Word for word, repeat each line of the listing below.
(Beginning of PROVIDED INFORMATION)
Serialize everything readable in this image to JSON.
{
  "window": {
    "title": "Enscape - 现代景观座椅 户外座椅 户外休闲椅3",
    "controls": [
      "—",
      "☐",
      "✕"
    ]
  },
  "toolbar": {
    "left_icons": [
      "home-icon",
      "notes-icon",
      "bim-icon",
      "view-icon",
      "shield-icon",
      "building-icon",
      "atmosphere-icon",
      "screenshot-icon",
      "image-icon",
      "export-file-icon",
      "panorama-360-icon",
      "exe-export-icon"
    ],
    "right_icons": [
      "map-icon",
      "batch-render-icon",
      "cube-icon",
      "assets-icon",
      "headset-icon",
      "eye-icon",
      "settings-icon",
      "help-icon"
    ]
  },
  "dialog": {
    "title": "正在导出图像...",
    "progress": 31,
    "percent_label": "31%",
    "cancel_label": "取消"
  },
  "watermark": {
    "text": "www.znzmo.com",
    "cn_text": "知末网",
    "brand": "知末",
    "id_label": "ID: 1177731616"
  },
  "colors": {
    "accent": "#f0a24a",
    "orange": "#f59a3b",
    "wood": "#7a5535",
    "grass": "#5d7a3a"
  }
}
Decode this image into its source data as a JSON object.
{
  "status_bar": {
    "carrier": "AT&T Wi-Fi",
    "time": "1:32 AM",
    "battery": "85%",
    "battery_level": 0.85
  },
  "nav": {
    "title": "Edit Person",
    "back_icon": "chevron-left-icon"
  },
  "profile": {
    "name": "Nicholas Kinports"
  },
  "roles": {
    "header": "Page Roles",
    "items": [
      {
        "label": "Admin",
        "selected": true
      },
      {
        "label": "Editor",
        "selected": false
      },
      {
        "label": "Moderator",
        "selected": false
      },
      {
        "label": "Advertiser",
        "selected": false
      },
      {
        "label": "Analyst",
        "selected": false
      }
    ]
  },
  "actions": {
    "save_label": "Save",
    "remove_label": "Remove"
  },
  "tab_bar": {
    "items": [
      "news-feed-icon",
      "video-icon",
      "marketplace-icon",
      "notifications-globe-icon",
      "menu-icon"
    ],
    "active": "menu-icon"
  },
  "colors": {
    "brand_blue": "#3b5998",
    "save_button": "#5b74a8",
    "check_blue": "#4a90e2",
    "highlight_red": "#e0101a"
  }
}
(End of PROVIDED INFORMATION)
WRITTEN REPLY:
Serialize everything readable in this image to JSON.
{
  "window": {
    "title": "Enscape - 现代景观座椅 户外座椅 户外休闲椅3",
    "controls": [
      "—",
      "☐",
      "✕"
    ]
  },
  "toolbar": {
    "left_icons": [
      "home-icon",
      "notes-icon",
      "bim-icon",
      "view-icon",
      "shield-icon",
      "building-icon",
      "atmosphere-icon",
      "screenshot-icon",
      "image-icon",
      "export-file-icon",
      "panorama-360-icon",
      "exe-export-icon"
    ],
    "right_icons": [
      "map-icon",
      "batch-render-icon",
      "cube-icon",
      "assets-icon",
      "headset-icon",
      "eye-icon",
      "settings-icon",
      "help-icon"
    ]
  },
  "dialog": {
    "title": "正在导出图像...",
    "progress": 31,
    "percent_label": "31%",
    "cancel_label": "取消"
  },
  "watermark": {
    "text": "www.znzmo.com",
    "cn_text": "知末网",
    "brand": "知末",
    "id_label": "ID: 1177731616"
  },
  "colors": {
    "accent": "#f0a24a",
    "orange": "#f59a3b",
    "wood": "#7a5535",
    "grass": "#5d7a3a"
  }
}
Decode this image into its source data as a JSON object.
{
  "status_bar": {
    "carrier": "AT&T Wi-Fi",
    "time": "1:32 AM",
    "battery": "85%",
    "battery_level": 0.85
  },
  "nav": {
    "title": "Edit Person",
    "back_icon": "chevron-left-icon"
  },
  "profile": {
    "name": "Nicholas Kinports"
  },
  "roles": {
    "header": "Page Roles",
    "items": [
      {
        "label": "Admin",
        "selected": true
      },
      {
        "label": "Editor",
        "selected": false
      },
      {
        "label": "Moderator",
        "selected": false
      },
      {
        "label": "Advertiser",
        "selected": false
      },
      {
        "label": "Analyst",
        "selected": false
      }
    ]
  },
  "actions": {
    "save_label": "Save",
    "remove_label": "Remove"
  },
  "tab_bar": {
    "items": [
      "news-feed-icon",
      "video-icon",
      "marketplace-icon",
      "notifications-globe-icon",
      "menu-icon"
    ],
    "active": "menu-icon"
  },
  "colors": {
    "brand_blue": "#3b5998",
    "save_button": "#5b74a8",
    "check_blue": "#4a90e2",
    "highlight_red": "#e0101a"
  }
}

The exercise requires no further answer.